## Task goal
Return the entries below word for word; no images should appear in the copy.
Extracted entries section start
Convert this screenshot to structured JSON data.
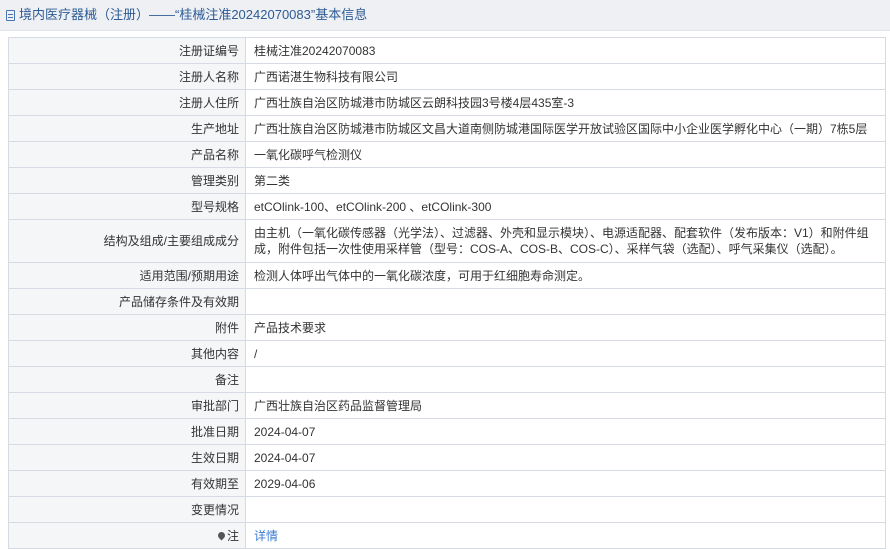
{
  "header": {
    "title": "境内医疗器械（注册）——“桂械注准20242070083”基本信息"
  },
  "rows": [
    {
      "label": "注册证编号",
      "value": "桂械注准20242070083"
    },
    {
      "label": "注册人名称",
      "value": "广西诺湛生物科技有限公司"
    },
    {
      "label": "注册人住所",
      "value": "广西壮族自治区防城港市防城区云朗科技园3号楼4层435室-3"
    },
    {
      "label": "生产地址",
      "value": "广西壮族自治区防城港市防城区文昌大道南侧防城港国际医学开放试验区国际中小企业医学孵化中心（一期）7栋5层"
    },
    {
      "label": "产品名称",
      "value": "一氧化碳呼气检测仪"
    },
    {
      "label": "管理类别",
      "value": "第二类"
    },
    {
      "label": "型号规格",
      "value": "etCOlink-100、etCOlink-200 、etCOlink-300"
    },
    {
      "label": "结构及组成/主要组成成分",
      "value": "由主机（一氧化碳传感器（光学法）、过滤器、外壳和显示模块）、电源适配器、配套软件（发布版本：V1）和附件组成，附件包括一次性使用采样管（型号：COS-A、COS-B、COS-C）、采样气袋（选配）、呼气采集仪（选配）。"
    },
    {
      "label": "适用范围/预期用途",
      "value": "检测人体呼出气体中的一氧化碳浓度，可用于红细胞寿命测定。"
    },
    {
      "label": "产品储存条件及有效期",
      "value": ""
    },
    {
      "label": "附件",
      "value": "产品技术要求"
    },
    {
      "label": "其他内容",
      "value": "/"
    },
    {
      "label": "备注",
      "value": ""
    },
    {
      "label": "审批部门",
      "value": "广西壮族自治区药品监督管理局"
    },
    {
      "label": "批准日期",
      "value": "2024-04-07"
    },
    {
      "label": "生效日期",
      "value": "2024-04-07"
    },
    {
      "label": "有效期至",
      "value": "2029-04-06"
    },
    {
      "label": "变更情况",
      "value": ""
    }
  ],
  "note": {
    "label": "注",
    "link_text": "详情",
    "icon": "map-pin-icon"
  },
  "colors": {
    "title_text": "#2d5b95",
    "title_bg": "#eef0f4",
    "label_bg": "#f5f6f8",
    "border": "#d6dbe3",
    "link": "#3a7bd5"
  }
}
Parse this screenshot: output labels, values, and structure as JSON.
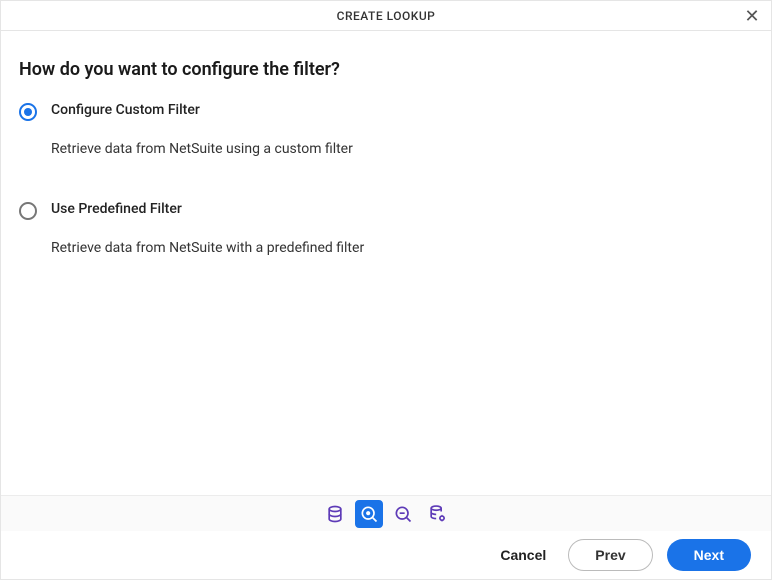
{
  "header": {
    "title": "CREATE LOOKUP",
    "close_label": "✕"
  },
  "question": "How do you want to configure the filter?",
  "options": [
    {
      "label": "Configure Custom Filter",
      "description": "Retrieve data from NetSuite using a custom filter",
      "selected": true
    },
    {
      "label": "Use Predefined Filter",
      "description": "Retrieve data from NetSuite with a predefined filter",
      "selected": false
    }
  ],
  "steps": {
    "items": [
      "database",
      "search-settings",
      "zoom-out",
      "database-settings"
    ],
    "active_index": 1
  },
  "footer": {
    "cancel": "Cancel",
    "prev": "Prev",
    "next": "Next"
  },
  "colors": {
    "primary": "#1a73e8",
    "accent_purple": "#5d3ab7"
  }
}
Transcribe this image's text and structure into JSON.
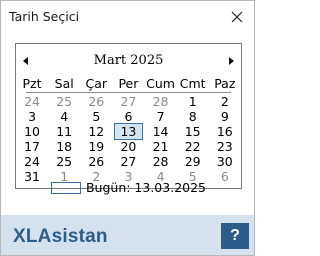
{
  "window": {
    "title": "Tarih Seçici"
  },
  "calendar": {
    "month_label": "Mart 2025",
    "weekdays": [
      "Pzt",
      "Sal",
      "Çar",
      "Per",
      "Cum",
      "Cmt",
      "Paz"
    ],
    "weeks": [
      [
        {
          "d": "24",
          "m": true
        },
        {
          "d": "25",
          "m": true
        },
        {
          "d": "26",
          "m": true
        },
        {
          "d": "27",
          "m": true
        },
        {
          "d": "28",
          "m": true
        },
        {
          "d": "1"
        },
        {
          "d": "2"
        }
      ],
      [
        {
          "d": "3"
        },
        {
          "d": "4"
        },
        {
          "d": "5"
        },
        {
          "d": "6"
        },
        {
          "d": "7"
        },
        {
          "d": "8"
        },
        {
          "d": "9"
        }
      ],
      [
        {
          "d": "10"
        },
        {
          "d": "11"
        },
        {
          "d": "12"
        },
        {
          "d": "13",
          "today": true
        },
        {
          "d": "14"
        },
        {
          "d": "15"
        },
        {
          "d": "16"
        }
      ],
      [
        {
          "d": "17"
        },
        {
          "d": "18"
        },
        {
          "d": "19"
        },
        {
          "d": "20"
        },
        {
          "d": "21"
        },
        {
          "d": "22"
        },
        {
          "d": "23"
        }
      ],
      [
        {
          "d": "24"
        },
        {
          "d": "25"
        },
        {
          "d": "26"
        },
        {
          "d": "27"
        },
        {
          "d": "28"
        },
        {
          "d": "29"
        },
        {
          "d": "30"
        }
      ],
      [
        {
          "d": "31"
        },
        {
          "d": "1",
          "m": true
        },
        {
          "d": "2",
          "m": true
        },
        {
          "d": "3",
          "m": true
        },
        {
          "d": "4",
          "m": true
        },
        {
          "d": "5",
          "m": true
        },
        {
          "d": "6",
          "m": true
        }
      ]
    ],
    "today_label": "Bugün: 13.03.2025"
  },
  "footer": {
    "brand": "XLAsistan",
    "help_label": "?"
  },
  "icons": {
    "close": "close-icon",
    "prev": "arrow-left-icon",
    "next": "arrow-right-icon"
  },
  "colors": {
    "accent": "#2c5d8a",
    "footer_bg": "#d6e1ee",
    "today_bg": "#d6e4f2",
    "muted": "#8c8c8c"
  }
}
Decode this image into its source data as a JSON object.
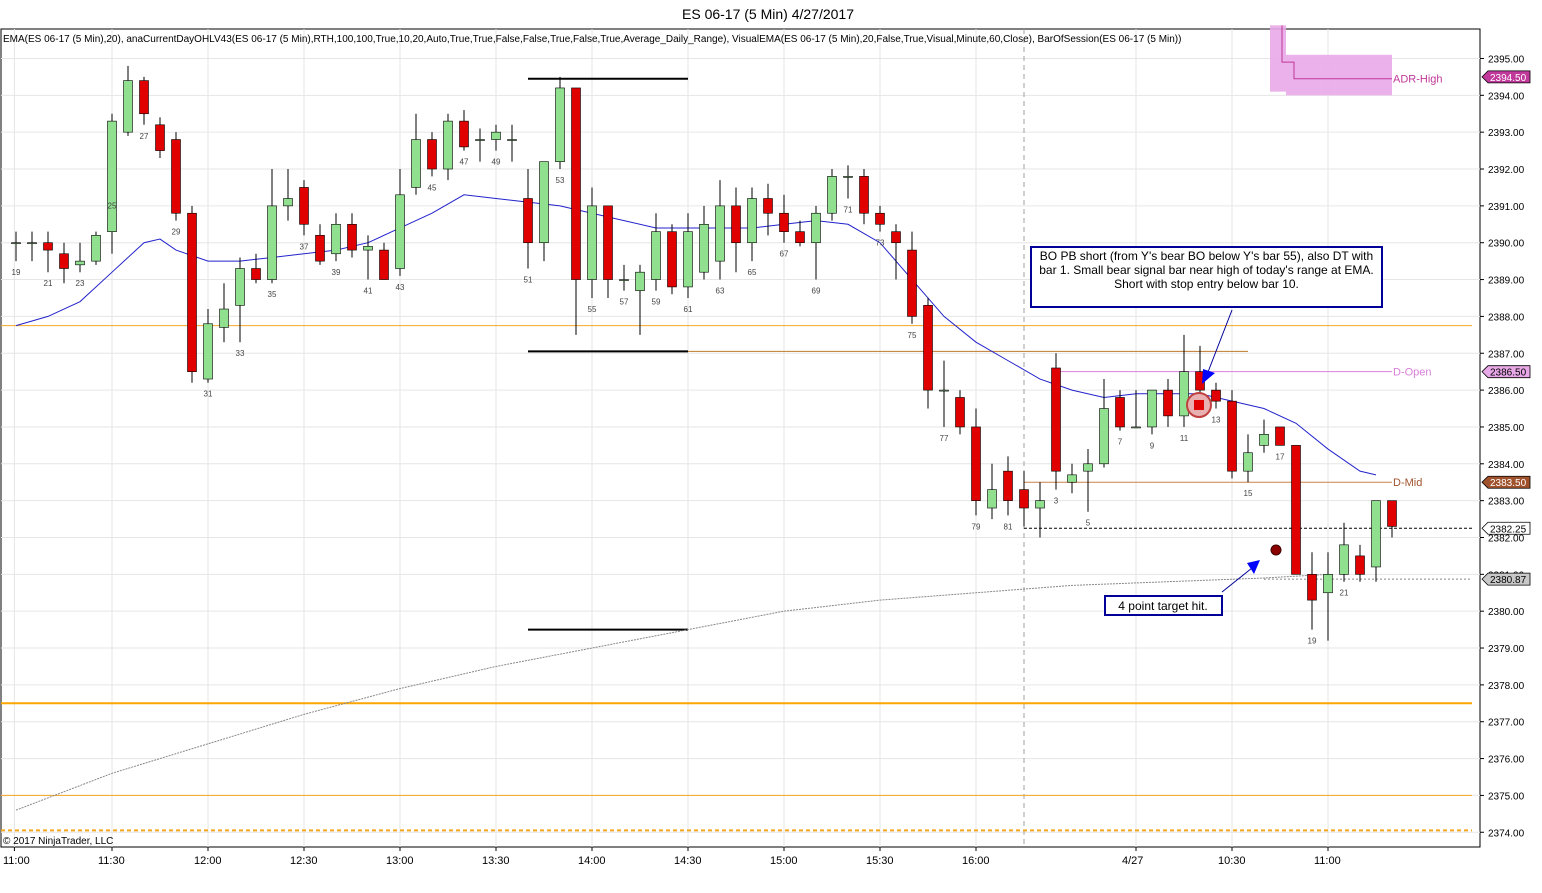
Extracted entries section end
## Response
Convert this screenshot to structured JSON data.
{
  "header": {
    "title": "境内医疗器械（注册）——“桂械注准20242070083”基本信息"
  },
  "rows": [
    {
      "label": "注册证编号",
      "value": "桂械注准20242070083"
    },
    {
      "label": "注册人名称",
      "value": "广西诺湛生物科技有限公司"
    },
    {
      "label": "注册人住所",
      "value": "广西壮族自治区防城港市防城区云朗科技园3号楼4层435室-3"
    },
    {
      "label": "生产地址",
      "value": "广西壮族自治区防城港市防城区文昌大道南侧防城港国际医学开放试验区国际中小企业医学孵化中心（一期）7栋5层"
    },
    {
      "label": "产品名称",
      "value": "一氧化碳呼气检测仪"
    },
    {
      "label": "管理类别",
      "value": "第二类"
    },
    {
      "label": "型号规格",
      "value": "etCOlink-100、etCOlink-200 、etCOlink-300"
    },
    {
      "label": "结构及组成/主要组成成分",
      "value": "由主机（一氧化碳传感器（光学法）、过滤器、外壳和显示模块）、电源适配器、配套软件（发布版本：V1）和附件组成，附件包括一次性使用采样管（型号：COS-A、COS-B、COS-C）、采样气袋（选配）、呼气采集仪（选配）。"
    },
    {
      "label": "适用范围/预期用途",
      "value": "检测人体呼出气体中的一氧化碳浓度，可用于红细胞寿命测定。"
    },
    {
      "label": "产品储存条件及有效期",
      "value": ""
    },
    {
      "label": "附件",
      "value": "产品技术要求"
    },
    {
      "label": "其他内容",
      "value": "/"
    },
    {
      "label": "备注",
      "value": ""
    },
    {
      "label": "审批部门",
      "value": "广西壮族自治区药品监督管理局"
    },
    {
      "label": "批准日期",
      "value": "2024-04-07"
    },
    {
      "label": "生效日期",
      "value": "2024-04-07"
    },
    {
      "label": "有效期至",
      "value": "2029-04-06"
    },
    {
      "label": "变更情况",
      "value": ""
    }
  ],
  "note": {
    "label": "注",
    "link_text": "详情",
    "icon": "map-pin-icon"
  },
  "colors": {
    "title_text": "#2d5b95",
    "title_bg": "#eef0f4",
    "label_bg": "#f5f6f8",
    "border": "#d6dbe3",
    "link": "#3a7bd5"
  }
}
Parse this screenshot: output labels, values, and structure as JSON.
{
  "header": {
    "title": "CREATE LOOKUP",
    "close_label": "✕"
  },
  "question": "How do you want to configure the filter?",
  "options": [
    {
      "label": "Configure Custom Filter",
      "description": "Retrieve data from NetSuite using a custom filter",
      "selected": true
    },
    {
      "label": "Use Predefined Filter",
      "description": "Retrieve data from NetSuite with a predefined filter",
      "selected": false
    }
  ],
  "steps": {
    "items": [
      "database",
      "search-settings",
      "zoom-out",
      "database-settings"
    ],
    "active_index": 1
  },
  "footer": {
    "cancel": "Cancel",
    "prev": "Prev",
    "next": "Next"
  },
  "colors": {
    "primary": "#1a73e8",
    "accent_purple": "#5d3ab7"
  }
}
Transcribe this image's text and structure into JSON.
{
  "window": {
    "title": "Tarih Seçici"
  },
  "calendar": {
    "month_label": "Mart 2025",
    "weekdays": [
      "Pzt",
      "Sal",
      "Çar",
      "Per",
      "Cum",
      "Cmt",
      "Paz"
    ],
    "weeks": [
      [
        {
          "d": "24",
          "m": true
        },
        {
          "d": "25",
          "m": true
        },
        {
          "d": "26",
          "m": true
        },
        {
          "d": "27",
          "m": true
        },
        {
          "d": "28",
          "m": true
        },
        {
          "d": "1"
        },
        {
          "d": "2"
        }
      ],
      [
        {
          "d": "3"
        },
        {
          "d": "4"
        },
        {
          "d": "5"
        },
        {
          "d": "6"
        },
        {
          "d": "7"
        },
        {
          "d": "8"
        },
        {
          "d": "9"
        }
      ],
      [
        {
          "d": "10"
        },
        {
          "d": "11"
        },
        {
          "d": "12"
        },
        {
          "d": "13",
          "today": true
        },
        {
          "d": "14"
        },
        {
          "d": "15"
        },
        {
          "d": "16"
        }
      ],
      [
        {
          "d": "17"
        },
        {
          "d": "18"
        },
        {
          "d": "19"
        },
        {
          "d": "20"
        },
        {
          "d": "21"
        },
        {
          "d": "22"
        },
        {
          "d": "23"
        }
      ],
      [
        {
          "d": "24"
        },
        {
          "d": "25"
        },
        {
          "d": "26"
        },
        {
          "d": "27"
        },
        {
          "d": "28"
        },
        {
          "d": "29"
        },
        {
          "d": "30"
        }
      ],
      [
        {
          "d": "31"
        },
        {
          "d": "1",
          "m": true
        },
        {
          "d": "2",
          "m": true
        },
        {
          "d": "3",
          "m": true
        },
        {
          "d": "4",
          "m": true
        },
        {
          "d": "5",
          "m": true
        },
        {
          "d": "6",
          "m": true
        }
      ]
    ],
    "today_label": "Bugün: 13.03.2025"
  },
  "footer": {
    "brand": "XLAsistan",
    "help_label": "?"
  },
  "icons": {
    "close": "close-icon",
    "prev": "arrow-left-icon",
    "next": "arrow-right-icon"
  },
  "colors": {
    "accent": "#2c5d8a",
    "footer_bg": "#d6e1ee",
    "today_bg": "#d6e4f2",
    "muted": "#8c8c8c"
  }
}
Decode this image into its source data as a JSON object.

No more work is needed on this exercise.